flavin adenine dinucleotide (FAD) a coenzyme that is a condensation product of riboflavin phosphate and adenylic acid; it forms the prosthetic group (non–amino acid component) of certain enzymes, including d-amino acid oxidase and xanthine oxidase, and is important in electron transport in mitochondria.
flavin mononucleotide (FMN) a derivative of riboflavin consisting of a three-ring system (isoalloxazine) attached to an alcohol (ribitol); it acts as a coenzyme for a number of oxidative enzymes, including l-amino acid oxidase and cytochrome C reductase.
Miller-Keane Encyclopedia and Dictionary of Medicine, Nursing, and Allied Health, Seventh Edition. © 2003 by Saunders, an imprint of Elsevier, Inc. All rights reserved.
fla·vin mon·o·nu·cle·o·tide (FMN),
riboflavin 5'-phosphate; the coenzyme of a number of oxidation-reduction enzymes, for example, NADH dehydrogenase. Strictly speaking, FMN is not a nucleotide because it contains ribtol instead of ribose; the coenzyme is reversibly reduced to FMNH2.
Synonym(s): riboflavin 5'-phosphate
Farlex Partner Medical Dictionary © Farlex 2012
n. Abbr. FMN
A derivative of riboflavin, C17H21N4O9P, that functions as a coenzyme of various flavoproteins in certain oxidation-reduction reactions in the body.

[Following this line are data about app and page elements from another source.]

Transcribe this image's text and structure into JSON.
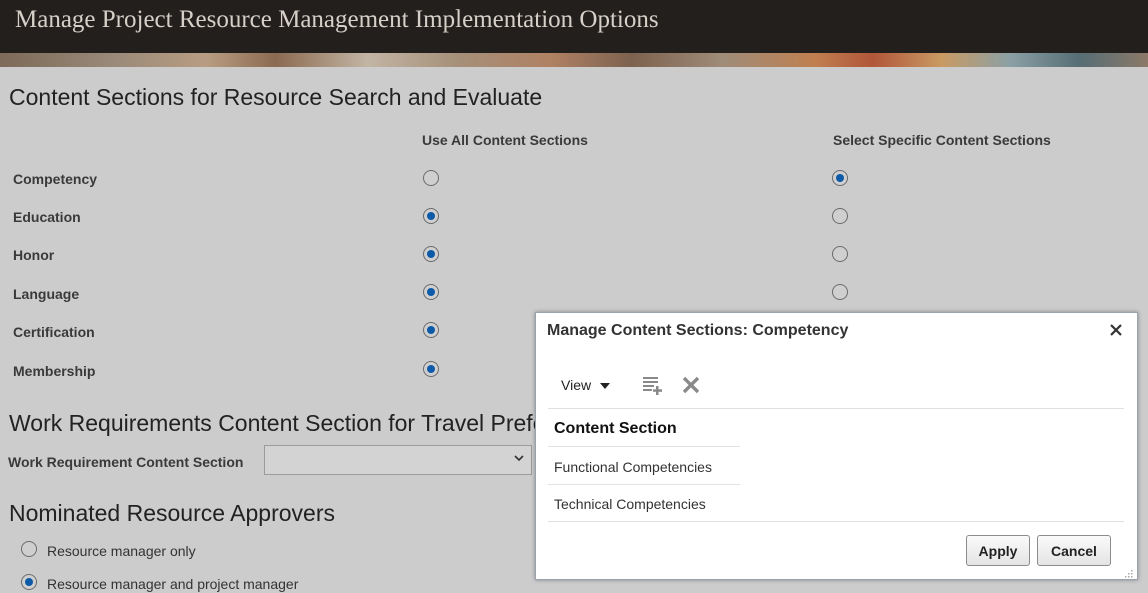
{
  "header": {
    "title": "Manage Project Resource Management Implementation Options"
  },
  "content_sections": {
    "heading": "Content Sections for Resource Search and Evaluate",
    "col_use_all": "Use All Content Sections",
    "col_select_specific": "Select Specific Content Sections",
    "rows": [
      {
        "label": "Competency",
        "selected": "specific"
      },
      {
        "label": "Education",
        "selected": "all"
      },
      {
        "label": "Honor",
        "selected": "all"
      },
      {
        "label": "Language",
        "selected": "all"
      },
      {
        "label": "Certification",
        "selected": "all"
      },
      {
        "label": "Membership",
        "selected": "all"
      }
    ]
  },
  "work_requirements": {
    "heading": "Work Requirements Content Section for Travel Preferer",
    "field_label": "Work Requirement Content Section",
    "field_value": ""
  },
  "approvers": {
    "heading": "Nominated Resource Approvers",
    "options": [
      {
        "label": "Resource manager only",
        "selected": false
      },
      {
        "label": "Resource manager and project manager",
        "selected": true
      }
    ]
  },
  "dialog": {
    "title": "Manage Content Sections: Competency",
    "view_label": "View",
    "table_header": "Content Section",
    "rows": [
      "Functional Competencies",
      "Technical Competencies"
    ],
    "apply_label": "Apply",
    "cancel_label": "Cancel",
    "icons": {
      "close": "close-icon",
      "add": "add-row-icon",
      "delete": "delete-icon",
      "view_dropdown": "caret-down-icon"
    }
  },
  "colors": {
    "header_bg": "#231f1c",
    "radio_selected": "#0c5aa8",
    "page_bg": "#cccccc"
  }
}
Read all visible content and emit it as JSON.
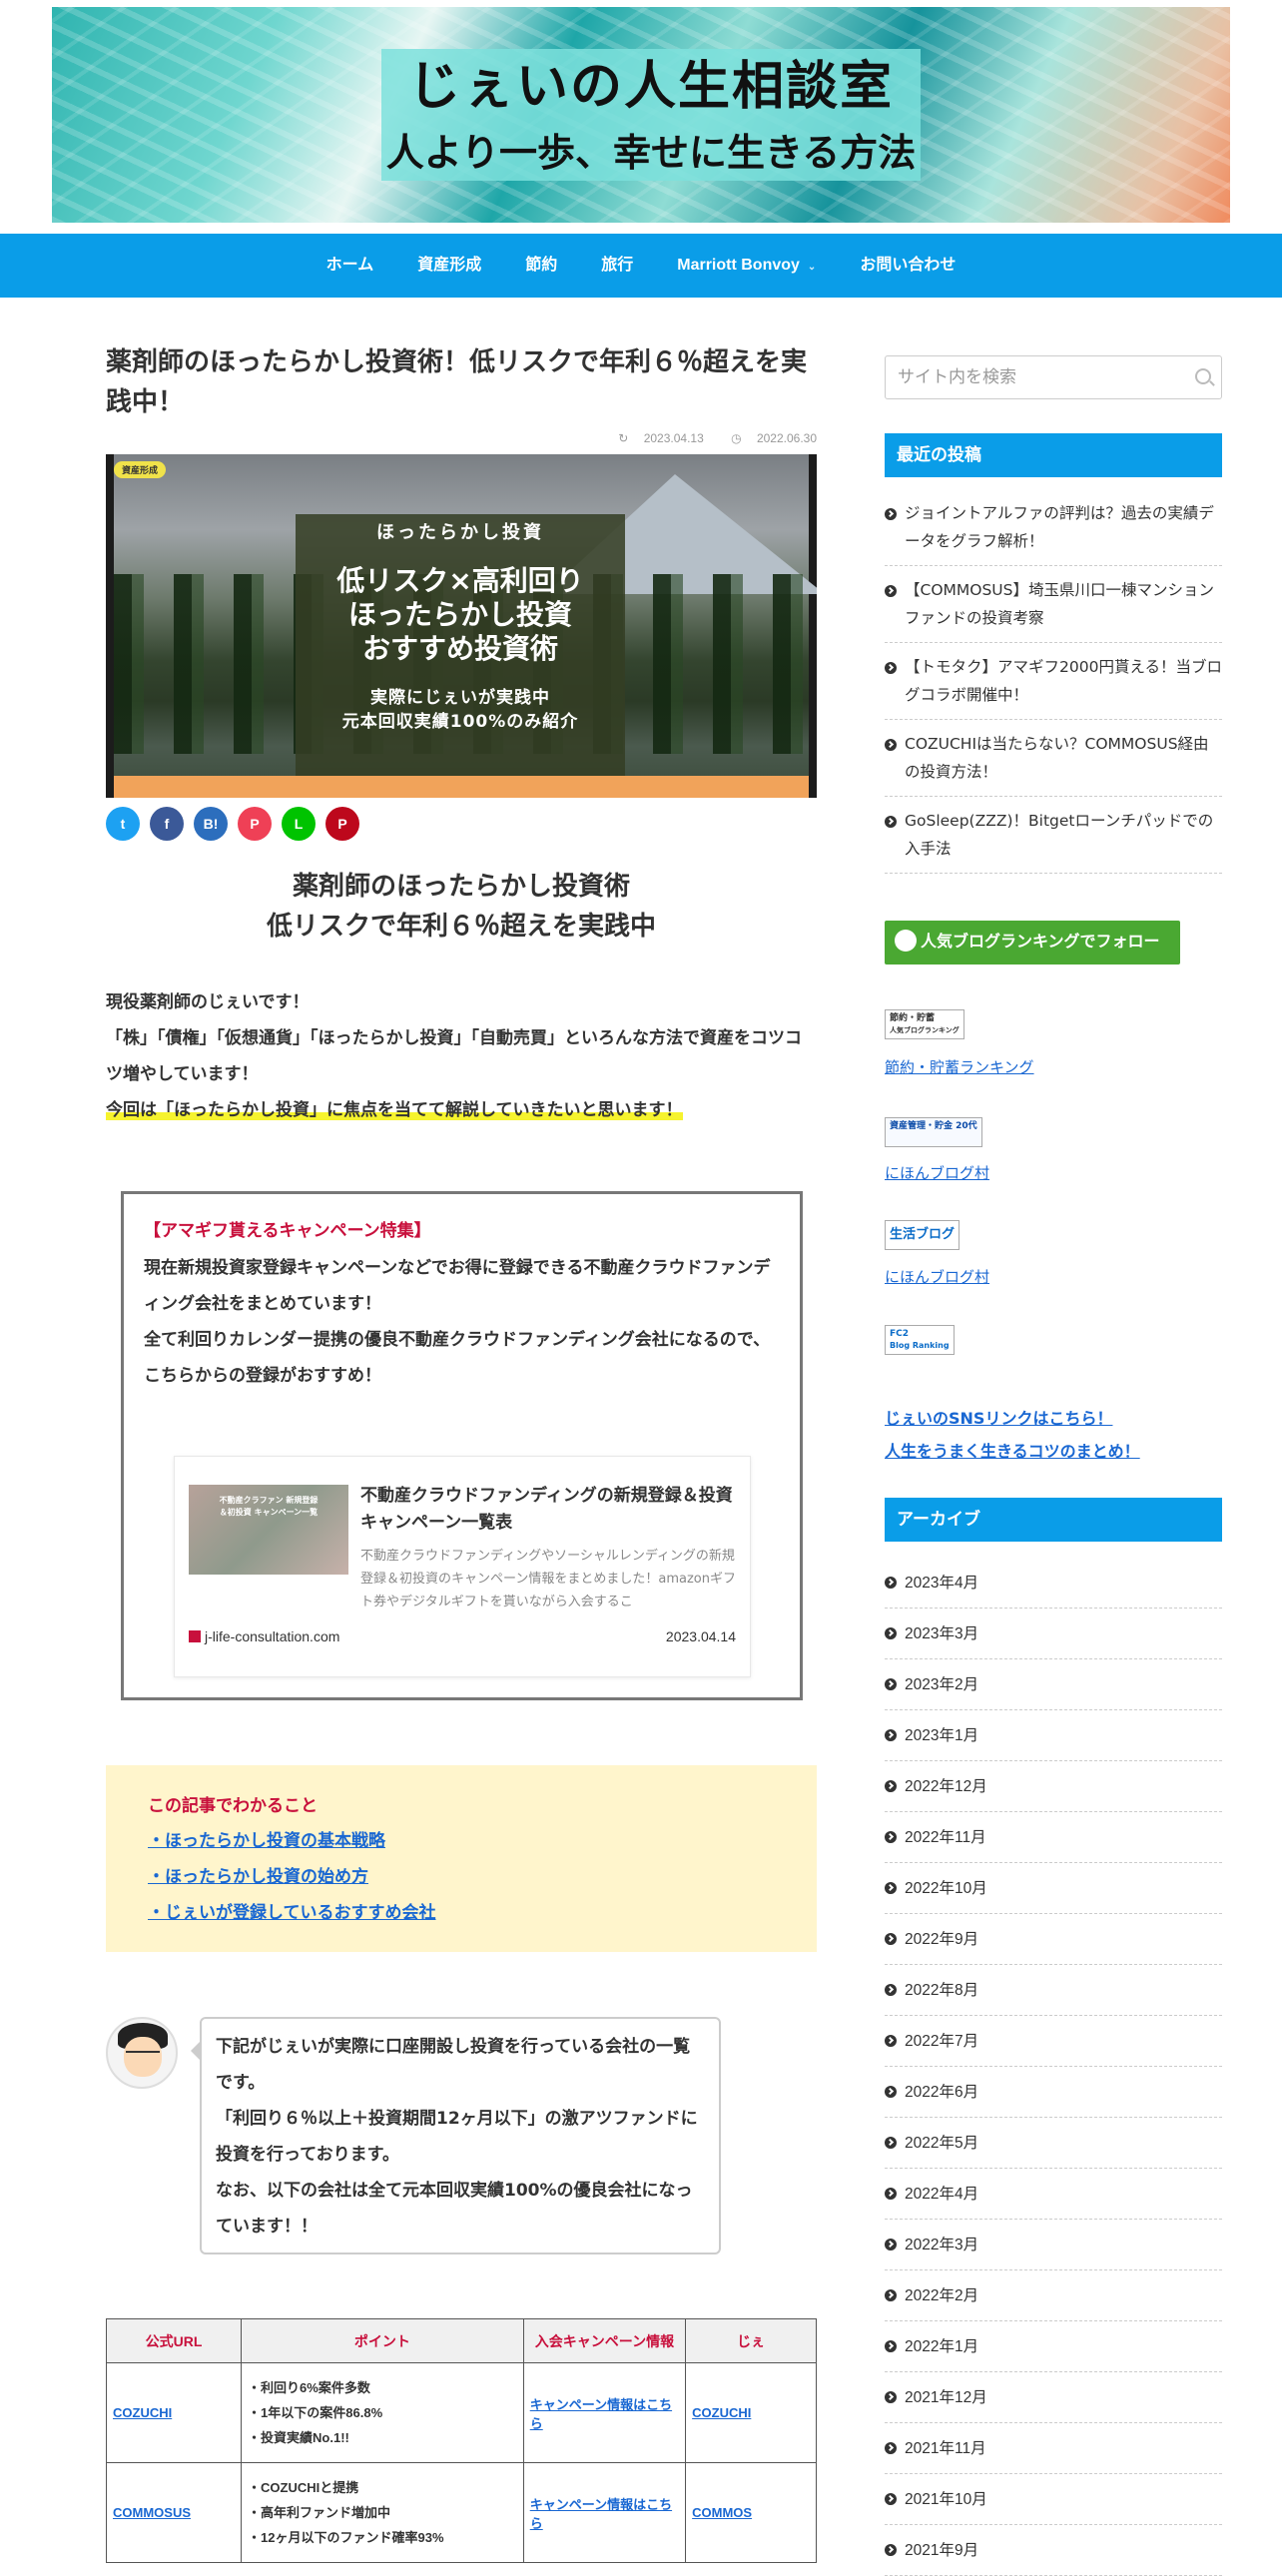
{
  "header": {
    "site_title": "じぇいの人生相談室",
    "site_subtitle": "人より一歩、幸せに生きる方法"
  },
  "nav": {
    "items": [
      "ホーム",
      "資産形成",
      "節約",
      "旅行",
      "Marriott Bonvoy",
      "お問い合わせ"
    ]
  },
  "post": {
    "title": "薬剤師のほったらかし投資術！低リスクで年利６％超えを実践中！",
    "updated": "2023.04.13",
    "published": "2022.06.30",
    "category": "資産形成",
    "eyecatch": {
      "line1": "ほったらかし投資",
      "line2": "低リスク×高利回り",
      "line3": "ほったらかし投資",
      "line4": "おすすめ投資術",
      "line5": "実際にじぇいが実践中",
      "line6": "元本回収実績100%のみ紹介"
    },
    "share": [
      "twitter-icon",
      "facebook-icon",
      "hatena-icon",
      "pocket-icon",
      "line-icon",
      "pinterest-icon"
    ],
    "share_labels": {
      "twitter": "t",
      "facebook": "f",
      "hatena": "B!",
      "pocket": "P",
      "line": "L",
      "pinterest": "P"
    },
    "heading_line1": "薬剤師のほったらかし投資術",
    "heading_line2": "低リスクで年利６％超えを実践中",
    "intro1": "現役薬剤師のじぇいです！",
    "intro2": "「株」「債権」「仮想通貨」「ほったらかし投資」「自動売買」といろんな方法で資産をコツコツ増やしています！",
    "intro3": "今回は「ほったらかし投資」に焦点を当てて解説していきたいと思います！",
    "campaign": {
      "title": "【アマギフ貰えるキャンペーン特集】",
      "body1": "現在新規投資家登録キャンペーンなどでお得に登録できる不動産クラウドファンディング会社をまとめています！",
      "body2": "全て利回りカレンダー提携の優良不動産クラウドファンディング会社になるので、こちらからの登録がおすすめ！",
      "card": {
        "thumb_text": "不動産クラファン 新規登録＆初投資 キャンペーン一覧",
        "title": "不動産クラウドファンディングの新規登録＆投資キャンペーン一覧表",
        "desc": "不動産クラウドファンディングやソーシャルレンディングの新規登録＆初投資のキャンペーン情報をまとめました！amazonギフト券やデジタルギフトを貰いながら入会するこ",
        "site": "j-life-consultation.com",
        "date": "2023.04.14"
      }
    },
    "summary": {
      "title": "この記事でわかること",
      "items": [
        "・ほったらかし投資の基本戦略",
        "・ほったらかし投資の始め方",
        "・じぇいが登録しているおすすめ会社"
      ]
    },
    "bubble": {
      "line1": "下記がじぇいが実際に口座開設し投資を行っている会社の一覧です。",
      "line2": "「利回り６％以上＋投資期間12ヶ月以下」の激アツファンドに投資を行っております。",
      "line3": "なお、以下の会社は全て元本回収実績100%の優良会社になっています！！"
    },
    "table": {
      "headers": [
        "公式URL",
        "ポイント",
        "入会キャンペーン情報",
        "じぇ"
      ],
      "rows": [
        {
          "name": "COZUCHI",
          "points": [
            "・利回り6%案件多数",
            "・1年以下の案件86.8%",
            "・投資実績No.1!!"
          ],
          "campaign": "キャンペーン情報はこちら",
          "extra": "COZUCHI"
        },
        {
          "name": "COMMOSUS",
          "points": [
            "・COZUCHIと提携",
            "・高年利ファンド増加中",
            "・12ヶ月以下のファンド確率93%"
          ],
          "campaign": "キャンペーン情報はこちら",
          "extra": "COMMOS"
        }
      ]
    }
  },
  "sidebar": {
    "search_placeholder": "サイト内を検索",
    "recent_title": "最近の投稿",
    "recent": [
      "ジョイントアルファの評判は？過去の実績データをグラフ解析！",
      "【COMMOSUS】埼玉県川口一棟マンションファンドの投資考察",
      "【トモタク】アマギフ2000円貰える！当ブログコラボ開催中！",
      "COZUCHIは当たらない？COMMOSUS経由の投資方法！",
      "GoSleep(ZZZ)！Bitgetローンチパッドでの入手法"
    ],
    "follow_label": "人気ブログランキングでフォロー",
    "rankings": [
      {
        "badge1": "節約・貯蓄",
        "badge2": "人気ブログランキング",
        "link": "節約・貯蓄ランキング"
      },
      {
        "badge1": "資産管理・貯金 20代",
        "badge2": "",
        "link": "にほんブログ村"
      },
      {
        "badge1": "生活ブログ",
        "badge2": "",
        "link": "にほんブログ村"
      },
      {
        "badge1": "FC2",
        "badge2": "Blog Ranking",
        "link": ""
      }
    ],
    "sns_link": "じぇいのSNSリンクはこちら！",
    "tips_link": "人生をうまく生きるコツのまとめ！",
    "archive_title": "アーカイブ",
    "archives": [
      "2023年4月",
      "2023年3月",
      "2023年2月",
      "2023年1月",
      "2022年12月",
      "2022年11月",
      "2022年10月",
      "2022年9月",
      "2022年8月",
      "2022年7月",
      "2022年6月",
      "2022年5月",
      "2022年4月",
      "2022年3月",
      "2022年2月",
      "2022年1月",
      "2021年12月",
      "2021年11月",
      "2021年10月",
      "2021年9月"
    ]
  },
  "colors": {
    "accent": "#0a9de8",
    "red": "#c8103c",
    "green": "#4aa832",
    "link": "#1967d2",
    "highlight": "#f6f32e"
  }
}
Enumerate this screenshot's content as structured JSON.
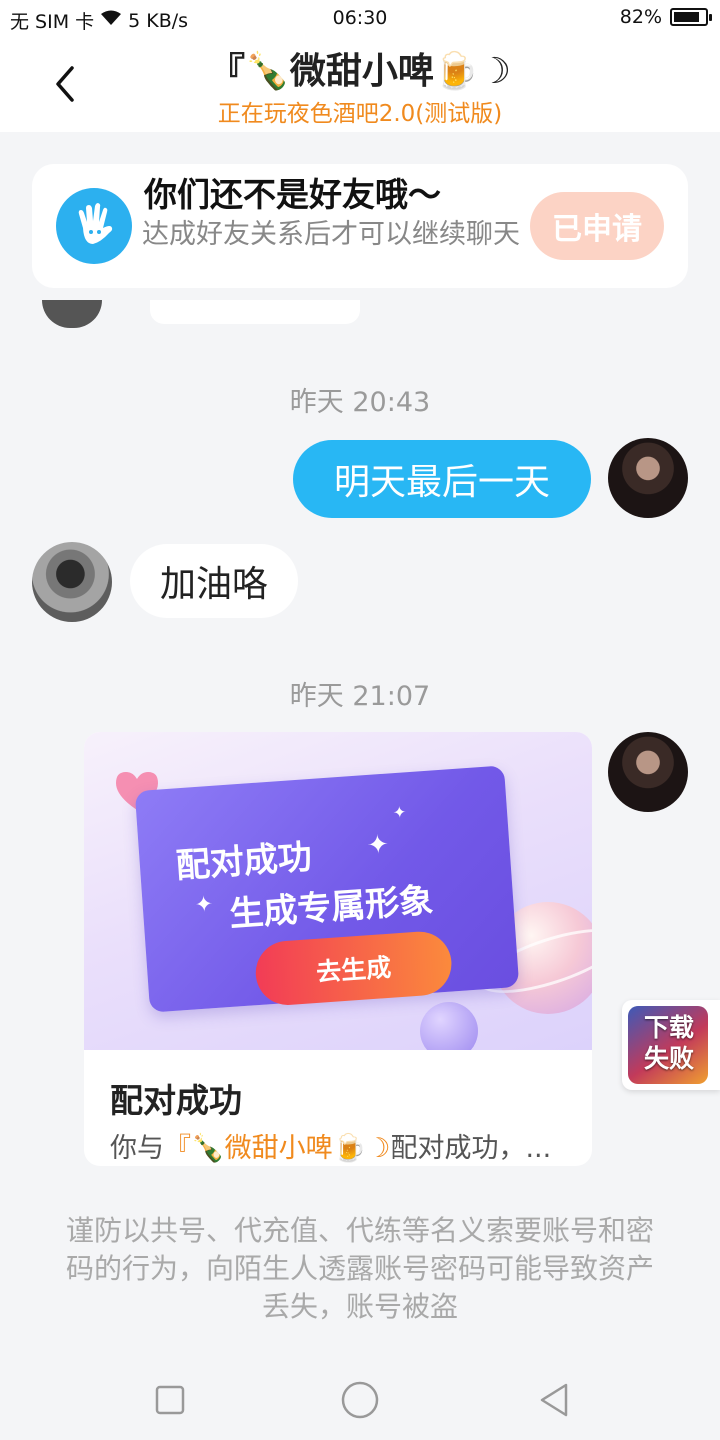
{
  "status_bar": {
    "carrier": "无 SIM 卡",
    "speed": "5 KB/s",
    "time": "06:30",
    "battery": "82%",
    "battery_level": 0.82
  },
  "header": {
    "title": "『🍾微甜小啤🍺☽",
    "subtitle": "正在玩夜色酒吧2.0(测试版)"
  },
  "friend_notice": {
    "title": "你们还不是好友哦～",
    "description": "达成好友关系后才可以继续聊天",
    "button_label": "已申请"
  },
  "messages": [
    {
      "timestamp": "昨天 20:43"
    },
    {
      "from": "me",
      "text": "明天最后一天"
    },
    {
      "from": "other",
      "text": "加油咯"
    },
    {
      "timestamp": "昨天 21:07"
    }
  ],
  "match_card": {
    "banner_line1": "配对成功",
    "banner_line2": "生成专属形象",
    "banner_button": "去生成",
    "title": "配对成功",
    "desc_prefix": "你与",
    "desc_name": "『🍾微甜小啤🍺☽",
    "desc_suffix": "配对成功，..."
  },
  "download_widget": {
    "label": "下载失败"
  },
  "warning": "谨防以共号、代充值、代练等名义索要账号和密码的行为，向陌生人透露账号密码可能导致资产丢失，账号被盗",
  "colors": {
    "accent_orange": "#f08a1e",
    "bubble_blue": "#28b7f4",
    "applied_button": "#fcd3c5"
  }
}
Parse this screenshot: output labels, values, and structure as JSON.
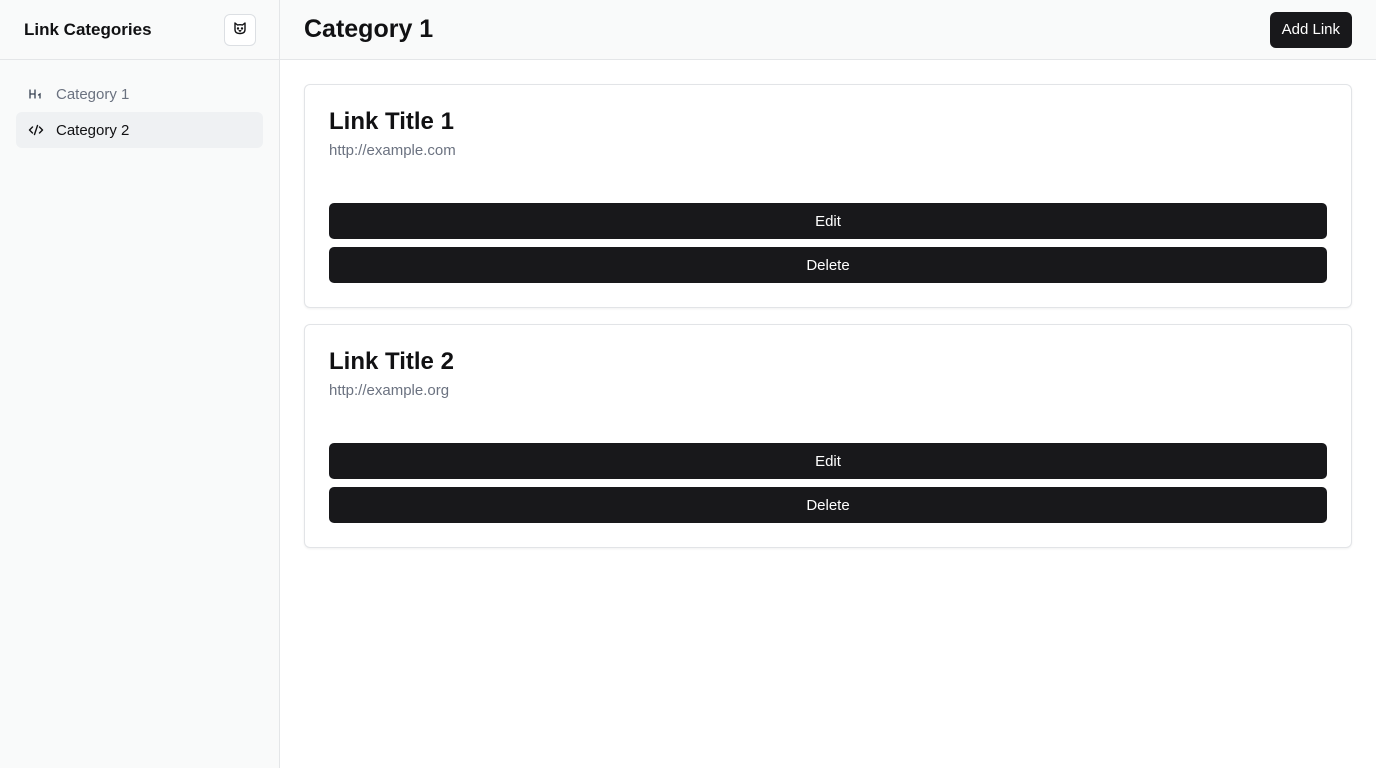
{
  "sidebar": {
    "title": "Link Categories",
    "toggle_icon": "cat-face-icon",
    "items": [
      {
        "label": "Category 1",
        "icon": "heading-icon",
        "icon_text": "H1",
        "active": false
      },
      {
        "label": "Category 2",
        "icon": "code-icon",
        "icon_text": "</>",
        "active": true
      }
    ]
  },
  "header": {
    "title": "Category 1",
    "add_label": "Add Link"
  },
  "links": [
    {
      "title": "Link Title 1",
      "url": "http://example.com",
      "edit_label": "Edit",
      "delete_label": "Delete"
    },
    {
      "title": "Link Title 2",
      "url": "http://example.org",
      "edit_label": "Edit",
      "delete_label": "Delete"
    }
  ],
  "colors": {
    "primary": "#18181b",
    "sidebar_bg": "#f9fafa",
    "muted_text": "#6b7280",
    "active_bg": "#eff1f3"
  }
}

The American Heritage® Medical Dictionary Copyright © 2007, 2004 by Houghton Mifflin Company. Published by Houghton Mifflin Company. All rights reserved.
fla·vin mon·o·nu·cle·o·tide(FMN) (flā'vin mon'ō-nū'klē-ō-tīd)
Riboflavin 5'-phosphate; the coenzyme of a number of oxidation-reduction enzymes; e.g., NADH dehydrogenase and l-amino acid oxidase. Strictly speaking, FMN is not a nucleotide because it contains a sugar alcohol instead of a sugar.
Medical Dictionary for the Health Professions and Nursing © Farlex 2012
flavin mononucleotidesee FMN.
Collins Dictionary of Biology, 3rd ed. © W. G. Hale, V. A. Saunders, J. P. Margham 2005